-- Opening Marker --

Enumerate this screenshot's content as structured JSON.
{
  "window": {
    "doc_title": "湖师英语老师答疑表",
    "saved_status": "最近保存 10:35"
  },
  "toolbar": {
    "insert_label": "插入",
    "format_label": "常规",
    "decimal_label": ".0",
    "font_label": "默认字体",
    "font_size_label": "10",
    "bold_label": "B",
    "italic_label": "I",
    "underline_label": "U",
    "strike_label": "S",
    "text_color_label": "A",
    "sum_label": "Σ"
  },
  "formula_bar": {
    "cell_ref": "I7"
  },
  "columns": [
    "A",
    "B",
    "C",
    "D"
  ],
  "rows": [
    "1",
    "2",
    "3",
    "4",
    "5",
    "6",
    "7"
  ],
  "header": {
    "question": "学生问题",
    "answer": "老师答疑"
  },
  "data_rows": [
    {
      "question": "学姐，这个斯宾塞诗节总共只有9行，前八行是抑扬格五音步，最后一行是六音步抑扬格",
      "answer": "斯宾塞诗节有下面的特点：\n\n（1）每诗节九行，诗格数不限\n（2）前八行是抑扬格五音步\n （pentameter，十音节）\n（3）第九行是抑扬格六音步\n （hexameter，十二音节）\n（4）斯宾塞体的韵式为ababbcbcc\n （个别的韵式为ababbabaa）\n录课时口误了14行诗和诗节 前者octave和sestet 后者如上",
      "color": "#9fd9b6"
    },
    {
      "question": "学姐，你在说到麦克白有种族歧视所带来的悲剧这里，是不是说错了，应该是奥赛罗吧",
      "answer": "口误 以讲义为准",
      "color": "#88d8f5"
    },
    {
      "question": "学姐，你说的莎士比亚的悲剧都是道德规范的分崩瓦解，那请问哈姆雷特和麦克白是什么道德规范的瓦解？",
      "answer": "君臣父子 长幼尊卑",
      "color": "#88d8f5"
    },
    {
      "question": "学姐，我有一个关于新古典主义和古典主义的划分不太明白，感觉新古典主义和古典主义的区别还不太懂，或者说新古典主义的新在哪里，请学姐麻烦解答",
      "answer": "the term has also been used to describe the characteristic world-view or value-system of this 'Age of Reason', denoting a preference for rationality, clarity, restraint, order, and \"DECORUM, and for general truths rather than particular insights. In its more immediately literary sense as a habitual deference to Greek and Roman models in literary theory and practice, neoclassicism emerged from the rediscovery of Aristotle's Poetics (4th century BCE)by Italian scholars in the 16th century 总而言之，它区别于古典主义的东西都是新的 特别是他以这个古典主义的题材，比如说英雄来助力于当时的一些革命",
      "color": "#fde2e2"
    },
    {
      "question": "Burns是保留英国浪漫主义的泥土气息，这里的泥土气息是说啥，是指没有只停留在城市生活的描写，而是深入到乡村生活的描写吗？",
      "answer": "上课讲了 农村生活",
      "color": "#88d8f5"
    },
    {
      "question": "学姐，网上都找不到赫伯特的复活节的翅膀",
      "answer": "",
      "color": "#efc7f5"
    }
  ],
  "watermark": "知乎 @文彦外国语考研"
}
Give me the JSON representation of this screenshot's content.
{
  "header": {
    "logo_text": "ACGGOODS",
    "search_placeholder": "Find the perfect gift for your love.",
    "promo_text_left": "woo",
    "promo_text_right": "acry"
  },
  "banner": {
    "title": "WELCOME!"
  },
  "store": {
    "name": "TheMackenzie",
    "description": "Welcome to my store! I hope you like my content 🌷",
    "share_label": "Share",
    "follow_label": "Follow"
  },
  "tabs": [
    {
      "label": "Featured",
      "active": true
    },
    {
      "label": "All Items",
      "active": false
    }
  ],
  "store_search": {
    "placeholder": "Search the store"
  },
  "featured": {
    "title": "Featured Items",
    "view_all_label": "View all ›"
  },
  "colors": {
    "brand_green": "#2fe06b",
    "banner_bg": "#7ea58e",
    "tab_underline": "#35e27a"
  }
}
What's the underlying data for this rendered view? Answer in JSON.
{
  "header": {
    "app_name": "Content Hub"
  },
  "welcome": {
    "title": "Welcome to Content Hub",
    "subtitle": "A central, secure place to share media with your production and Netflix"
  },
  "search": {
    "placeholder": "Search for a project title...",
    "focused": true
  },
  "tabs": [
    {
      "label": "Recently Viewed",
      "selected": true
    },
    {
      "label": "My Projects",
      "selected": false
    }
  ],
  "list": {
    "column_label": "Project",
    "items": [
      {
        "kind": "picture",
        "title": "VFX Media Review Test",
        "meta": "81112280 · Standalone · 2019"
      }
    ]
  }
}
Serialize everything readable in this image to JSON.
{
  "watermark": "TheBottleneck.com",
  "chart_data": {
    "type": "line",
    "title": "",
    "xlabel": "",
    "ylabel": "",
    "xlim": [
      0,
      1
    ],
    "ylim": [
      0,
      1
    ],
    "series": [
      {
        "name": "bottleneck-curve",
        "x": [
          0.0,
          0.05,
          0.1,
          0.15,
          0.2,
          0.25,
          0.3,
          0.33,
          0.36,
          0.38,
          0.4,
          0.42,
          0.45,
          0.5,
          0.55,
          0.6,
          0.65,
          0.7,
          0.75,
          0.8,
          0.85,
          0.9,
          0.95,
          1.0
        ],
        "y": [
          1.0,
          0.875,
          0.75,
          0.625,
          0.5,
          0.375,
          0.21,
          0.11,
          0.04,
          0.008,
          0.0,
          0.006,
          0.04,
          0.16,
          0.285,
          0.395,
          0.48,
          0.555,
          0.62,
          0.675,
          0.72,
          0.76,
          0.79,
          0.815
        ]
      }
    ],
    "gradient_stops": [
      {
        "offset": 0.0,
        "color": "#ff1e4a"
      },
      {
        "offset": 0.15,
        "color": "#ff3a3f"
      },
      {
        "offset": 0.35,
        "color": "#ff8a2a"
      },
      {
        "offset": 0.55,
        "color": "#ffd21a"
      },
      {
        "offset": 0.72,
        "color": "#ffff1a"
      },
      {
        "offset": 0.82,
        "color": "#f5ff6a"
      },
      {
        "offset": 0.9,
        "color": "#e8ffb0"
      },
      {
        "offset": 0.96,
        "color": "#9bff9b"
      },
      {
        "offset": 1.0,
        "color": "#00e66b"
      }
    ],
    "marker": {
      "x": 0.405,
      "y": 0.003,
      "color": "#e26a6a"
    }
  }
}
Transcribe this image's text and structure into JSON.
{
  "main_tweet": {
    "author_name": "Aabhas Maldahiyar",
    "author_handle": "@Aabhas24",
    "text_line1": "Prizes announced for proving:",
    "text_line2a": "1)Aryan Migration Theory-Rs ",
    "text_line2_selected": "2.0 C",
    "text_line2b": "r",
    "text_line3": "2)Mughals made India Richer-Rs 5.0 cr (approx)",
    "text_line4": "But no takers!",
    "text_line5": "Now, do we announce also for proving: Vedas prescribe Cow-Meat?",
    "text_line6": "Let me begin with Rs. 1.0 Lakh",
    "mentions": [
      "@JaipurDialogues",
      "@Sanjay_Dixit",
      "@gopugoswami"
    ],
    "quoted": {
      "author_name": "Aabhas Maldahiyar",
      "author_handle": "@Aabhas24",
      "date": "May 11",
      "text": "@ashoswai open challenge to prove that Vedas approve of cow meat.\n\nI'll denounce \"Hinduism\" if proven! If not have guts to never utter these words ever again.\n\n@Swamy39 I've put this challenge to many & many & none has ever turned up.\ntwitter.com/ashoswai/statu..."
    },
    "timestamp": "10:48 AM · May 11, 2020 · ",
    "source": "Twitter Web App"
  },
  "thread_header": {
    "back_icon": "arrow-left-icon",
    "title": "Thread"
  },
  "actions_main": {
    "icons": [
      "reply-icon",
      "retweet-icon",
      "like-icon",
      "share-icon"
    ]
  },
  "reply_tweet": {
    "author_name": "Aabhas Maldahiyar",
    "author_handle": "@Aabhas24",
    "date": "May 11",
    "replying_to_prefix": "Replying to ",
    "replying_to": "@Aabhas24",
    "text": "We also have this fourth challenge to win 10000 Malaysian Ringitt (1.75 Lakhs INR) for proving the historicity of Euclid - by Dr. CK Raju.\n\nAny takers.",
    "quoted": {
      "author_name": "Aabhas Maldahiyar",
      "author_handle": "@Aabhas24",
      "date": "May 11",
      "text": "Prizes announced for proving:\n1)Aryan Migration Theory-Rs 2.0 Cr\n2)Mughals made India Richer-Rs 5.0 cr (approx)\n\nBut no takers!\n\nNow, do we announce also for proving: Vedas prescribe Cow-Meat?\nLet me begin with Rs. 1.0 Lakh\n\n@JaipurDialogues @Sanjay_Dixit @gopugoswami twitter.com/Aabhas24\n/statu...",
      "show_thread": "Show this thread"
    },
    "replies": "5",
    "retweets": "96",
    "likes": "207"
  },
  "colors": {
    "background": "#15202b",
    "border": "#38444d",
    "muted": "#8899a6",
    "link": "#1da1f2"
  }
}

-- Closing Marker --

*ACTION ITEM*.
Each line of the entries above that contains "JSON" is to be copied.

*WRITTEN SOLUTION*.
Enumerate this screenshot's content as structured JSON.
Give me the JSON representation of this screenshot's content.
What's the underlying data for this rendered view? Answer in JSON.
Serialize everything readable in this image to JSON.
Transcribe this image's text and structure into JSON.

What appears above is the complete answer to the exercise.